BEGIN

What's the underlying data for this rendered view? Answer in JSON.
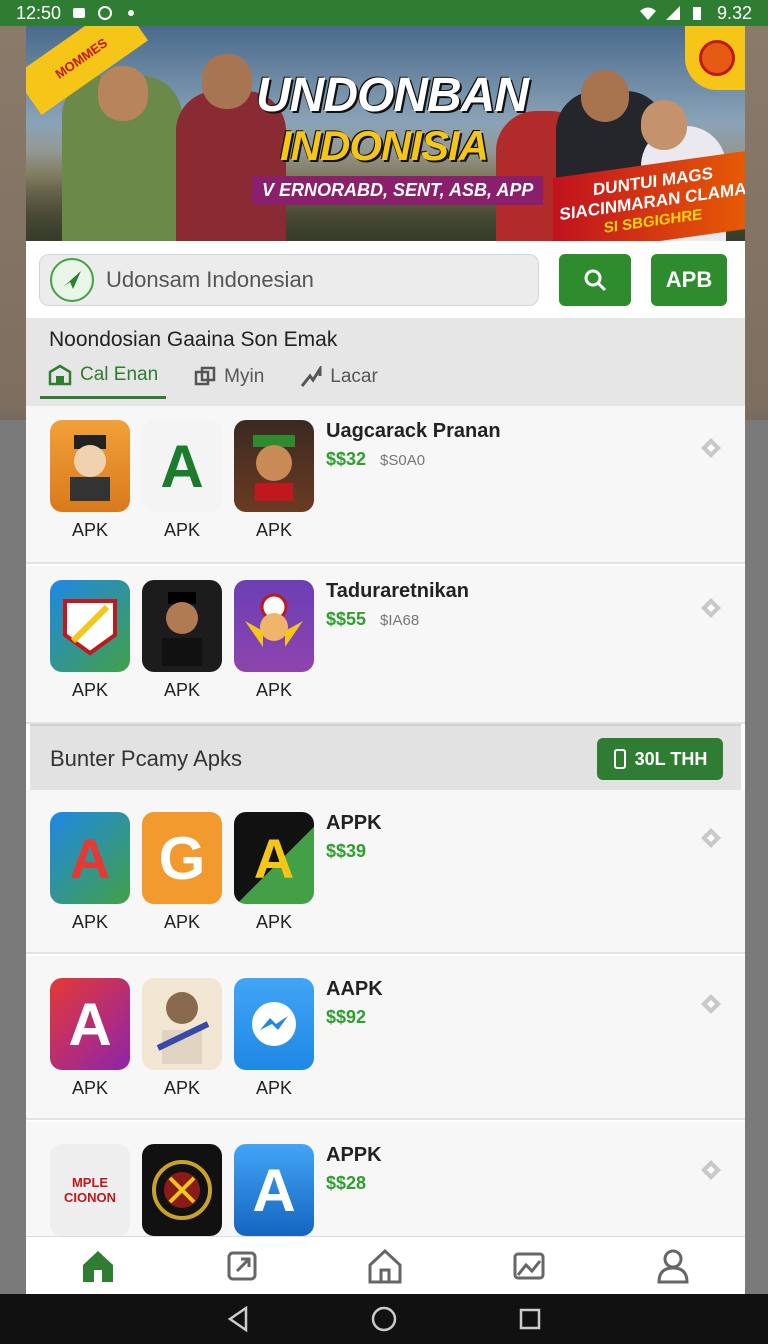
{
  "status_bar": {
    "time": "12:50",
    "battery": "9.32"
  },
  "banner": {
    "corner_tag": "MOMMES",
    "title_line1": "UNDONBAN",
    "title_line2": "INDONISIA",
    "subtitle": "V ERNORABD, SENT, ASB, APP",
    "promo_line1": "DUNTUI MAGS",
    "promo_line2": "SIACINMARAN CLAMA",
    "promo_line3": "SI SBGIGHRE"
  },
  "search": {
    "placeholder": "Udonsam Indonesian",
    "search_button": "search",
    "apb_button": "APB"
  },
  "section1": {
    "title": "Noondosian Gaaina Son Emak",
    "tabs": [
      {
        "label": "Cal Enan"
      },
      {
        "label": "Myin"
      },
      {
        "label": "Lacar"
      }
    ]
  },
  "rows": [
    {
      "title": "Uagcarack Pranan",
      "price": "$$32",
      "old_price": "$S0A0",
      "apps": [
        "APK",
        "APK",
        "APK"
      ]
    },
    {
      "title": "Taduraretnikan",
      "price": "$$55",
      "old_price": "$IA68",
      "apps": [
        "APK",
        "APK",
        "APK"
      ]
    },
    {
      "title": "APPK",
      "price": "$$39",
      "old_price": "",
      "apps": [
        "APK",
        "APK",
        "APK"
      ]
    },
    {
      "title": "AAPK",
      "price": "$$92",
      "old_price": "",
      "apps": [
        "APK",
        "APK",
        "APK"
      ]
    },
    {
      "title": "APPK",
      "price": "$$28",
      "old_price": "",
      "apps": [
        "",
        "",
        ""
      ]
    }
  ],
  "section2": {
    "title": "Bunter Pcamy Apks",
    "button": "30L THH"
  },
  "icon_labels": {
    "r1a": "",
    "r1b": "A",
    "r3a": "A",
    "r3b": "G",
    "r3c": "A",
    "r4a": "A",
    "r5a": "MPLE CIONON",
    "r5c": "A"
  },
  "bottom_nav": [
    "home-icon",
    "share-icon",
    "store-icon",
    "gallery-icon",
    "profile-icon"
  ],
  "colors": {
    "accent": "#2e7d32",
    "price": "#2e9e2e"
  }
}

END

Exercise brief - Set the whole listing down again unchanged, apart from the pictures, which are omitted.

Reply -
What's the underlying data for this rendered view? Answer in JSON.
{
  "status_bar": {
    "time": "12:50",
    "battery": "9.32"
  },
  "banner": {
    "corner_tag": "MOMMES",
    "title_line1": "UNDONBAN",
    "title_line2": "INDONISIA",
    "subtitle": "V ERNORABD, SENT, ASB, APP",
    "promo_line1": "DUNTUI MAGS",
    "promo_line2": "SIACINMARAN CLAMA",
    "promo_line3": "SI SBGIGHRE"
  },
  "search": {
    "placeholder": "Udonsam Indonesian",
    "search_button": "search",
    "apb_button": "APB"
  },
  "section1": {
    "title": "Noondosian Gaaina Son Emak",
    "tabs": [
      {
        "label": "Cal Enan"
      },
      {
        "label": "Myin"
      },
      {
        "label": "Lacar"
      }
    ]
  },
  "rows": [
    {
      "title": "Uagcarack Pranan",
      "price": "$$32",
      "old_price": "$S0A0",
      "apps": [
        "APK",
        "APK",
        "APK"
      ]
    },
    {
      "title": "Taduraretnikan",
      "price": "$$55",
      "old_price": "$IA68",
      "apps": [
        "APK",
        "APK",
        "APK"
      ]
    },
    {
      "title": "APPK",
      "price": "$$39",
      "old_price": "",
      "apps": [
        "APK",
        "APK",
        "APK"
      ]
    },
    {
      "title": "AAPK",
      "price": "$$92",
      "old_price": "",
      "apps": [
        "APK",
        "APK",
        "APK"
      ]
    },
    {
      "title": "APPK",
      "price": "$$28",
      "old_price": "",
      "apps": [
        "",
        "",
        ""
      ]
    }
  ],
  "section2": {
    "title": "Bunter Pcamy Apks",
    "button": "30L THH"
  },
  "icon_labels": {
    "r1a": "",
    "r1b": "A",
    "r3a": "A",
    "r3b": "G",
    "r3c": "A",
    "r4a": "A",
    "r5a": "MPLE CIONON",
    "r5c": "A"
  },
  "bottom_nav": [
    "home-icon",
    "share-icon",
    "store-icon",
    "gallery-icon",
    "profile-icon"
  ],
  "colors": {
    "accent": "#2e7d32",
    "price": "#2e9e2e"
  }
}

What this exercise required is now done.